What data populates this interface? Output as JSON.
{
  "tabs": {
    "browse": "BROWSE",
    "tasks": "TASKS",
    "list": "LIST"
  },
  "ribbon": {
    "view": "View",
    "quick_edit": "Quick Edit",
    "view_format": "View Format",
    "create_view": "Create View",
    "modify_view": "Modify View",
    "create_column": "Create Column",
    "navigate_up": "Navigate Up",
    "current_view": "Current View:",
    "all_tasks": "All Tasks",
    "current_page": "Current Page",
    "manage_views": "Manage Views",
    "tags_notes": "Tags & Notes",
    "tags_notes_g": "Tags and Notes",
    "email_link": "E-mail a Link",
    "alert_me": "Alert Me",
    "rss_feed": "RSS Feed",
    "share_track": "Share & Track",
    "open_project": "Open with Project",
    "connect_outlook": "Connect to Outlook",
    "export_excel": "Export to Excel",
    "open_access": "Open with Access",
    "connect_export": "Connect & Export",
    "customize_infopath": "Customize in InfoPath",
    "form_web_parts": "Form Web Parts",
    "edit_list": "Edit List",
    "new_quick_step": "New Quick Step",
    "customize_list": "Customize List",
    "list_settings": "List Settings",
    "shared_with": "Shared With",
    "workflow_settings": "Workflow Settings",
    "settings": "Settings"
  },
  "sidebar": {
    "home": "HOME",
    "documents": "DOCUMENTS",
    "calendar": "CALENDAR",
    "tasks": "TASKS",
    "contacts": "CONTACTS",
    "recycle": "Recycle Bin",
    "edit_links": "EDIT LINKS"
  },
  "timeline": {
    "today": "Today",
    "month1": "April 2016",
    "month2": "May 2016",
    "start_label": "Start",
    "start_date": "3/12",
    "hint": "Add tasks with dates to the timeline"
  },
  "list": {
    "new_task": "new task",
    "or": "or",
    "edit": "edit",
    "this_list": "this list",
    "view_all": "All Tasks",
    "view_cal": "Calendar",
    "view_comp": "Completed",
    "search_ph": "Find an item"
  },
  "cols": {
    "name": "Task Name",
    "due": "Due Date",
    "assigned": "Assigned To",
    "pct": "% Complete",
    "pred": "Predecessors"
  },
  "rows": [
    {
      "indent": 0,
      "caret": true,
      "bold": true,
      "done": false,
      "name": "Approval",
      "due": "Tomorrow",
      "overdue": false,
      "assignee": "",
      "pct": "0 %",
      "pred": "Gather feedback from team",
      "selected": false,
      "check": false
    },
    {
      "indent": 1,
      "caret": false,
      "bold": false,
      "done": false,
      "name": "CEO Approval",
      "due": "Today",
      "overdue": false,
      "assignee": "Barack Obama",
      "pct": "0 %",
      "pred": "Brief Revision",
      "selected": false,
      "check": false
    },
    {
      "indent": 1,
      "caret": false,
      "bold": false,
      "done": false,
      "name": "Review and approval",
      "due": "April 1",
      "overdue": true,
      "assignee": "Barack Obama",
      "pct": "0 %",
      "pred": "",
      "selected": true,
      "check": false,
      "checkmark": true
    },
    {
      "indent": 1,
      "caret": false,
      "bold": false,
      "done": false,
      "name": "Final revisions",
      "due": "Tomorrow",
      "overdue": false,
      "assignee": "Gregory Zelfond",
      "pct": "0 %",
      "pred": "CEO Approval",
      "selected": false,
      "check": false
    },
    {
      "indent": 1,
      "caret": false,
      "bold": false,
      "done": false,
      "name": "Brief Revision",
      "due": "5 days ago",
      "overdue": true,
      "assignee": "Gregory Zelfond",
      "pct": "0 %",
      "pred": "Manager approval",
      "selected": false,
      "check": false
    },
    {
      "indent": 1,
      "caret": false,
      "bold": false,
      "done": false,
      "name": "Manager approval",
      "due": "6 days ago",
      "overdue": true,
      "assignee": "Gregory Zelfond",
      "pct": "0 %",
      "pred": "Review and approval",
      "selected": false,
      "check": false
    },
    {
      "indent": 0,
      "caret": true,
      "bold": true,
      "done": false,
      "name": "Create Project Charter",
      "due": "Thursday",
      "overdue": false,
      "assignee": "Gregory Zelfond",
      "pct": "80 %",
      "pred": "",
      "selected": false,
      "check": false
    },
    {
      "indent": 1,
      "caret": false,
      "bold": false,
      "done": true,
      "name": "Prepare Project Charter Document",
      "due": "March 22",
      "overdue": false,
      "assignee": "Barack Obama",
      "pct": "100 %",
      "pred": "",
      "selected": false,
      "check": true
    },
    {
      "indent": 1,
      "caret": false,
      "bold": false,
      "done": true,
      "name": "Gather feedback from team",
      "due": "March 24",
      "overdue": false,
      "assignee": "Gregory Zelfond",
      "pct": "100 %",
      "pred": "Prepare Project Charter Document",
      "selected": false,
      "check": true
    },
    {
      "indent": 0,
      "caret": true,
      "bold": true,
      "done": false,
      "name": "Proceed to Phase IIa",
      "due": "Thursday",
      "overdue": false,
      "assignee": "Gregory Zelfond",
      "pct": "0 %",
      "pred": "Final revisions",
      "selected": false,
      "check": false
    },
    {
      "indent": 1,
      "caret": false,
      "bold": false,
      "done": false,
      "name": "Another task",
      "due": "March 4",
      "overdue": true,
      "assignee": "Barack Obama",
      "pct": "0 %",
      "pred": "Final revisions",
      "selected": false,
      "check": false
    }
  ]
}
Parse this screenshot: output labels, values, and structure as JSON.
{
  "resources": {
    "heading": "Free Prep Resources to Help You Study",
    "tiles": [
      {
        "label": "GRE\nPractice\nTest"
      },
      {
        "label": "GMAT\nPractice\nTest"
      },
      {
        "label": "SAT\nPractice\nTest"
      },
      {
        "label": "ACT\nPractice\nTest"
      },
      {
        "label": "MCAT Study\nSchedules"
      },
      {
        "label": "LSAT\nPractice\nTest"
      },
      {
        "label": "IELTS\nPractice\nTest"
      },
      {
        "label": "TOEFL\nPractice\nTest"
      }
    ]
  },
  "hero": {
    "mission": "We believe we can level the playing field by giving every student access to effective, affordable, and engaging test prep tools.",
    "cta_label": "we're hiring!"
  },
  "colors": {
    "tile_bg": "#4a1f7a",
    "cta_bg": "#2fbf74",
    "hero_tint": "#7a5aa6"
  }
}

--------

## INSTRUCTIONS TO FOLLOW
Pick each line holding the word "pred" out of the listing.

## RESPONSE BOX
    "pred": "Predecessors"
      "pred": "Gather feedback from team",
      "pred": "Brief Revision",
      "pred": "",
      "pred": "CEO Approval",
      "pred": "Manager approval",
      "pred": "Review and approval",
      "pred": "",
      "pred": "",
      "pred": "Prepare Project Charter Document",
      "pred": "Final revisions",
      "pred": "Final revisions",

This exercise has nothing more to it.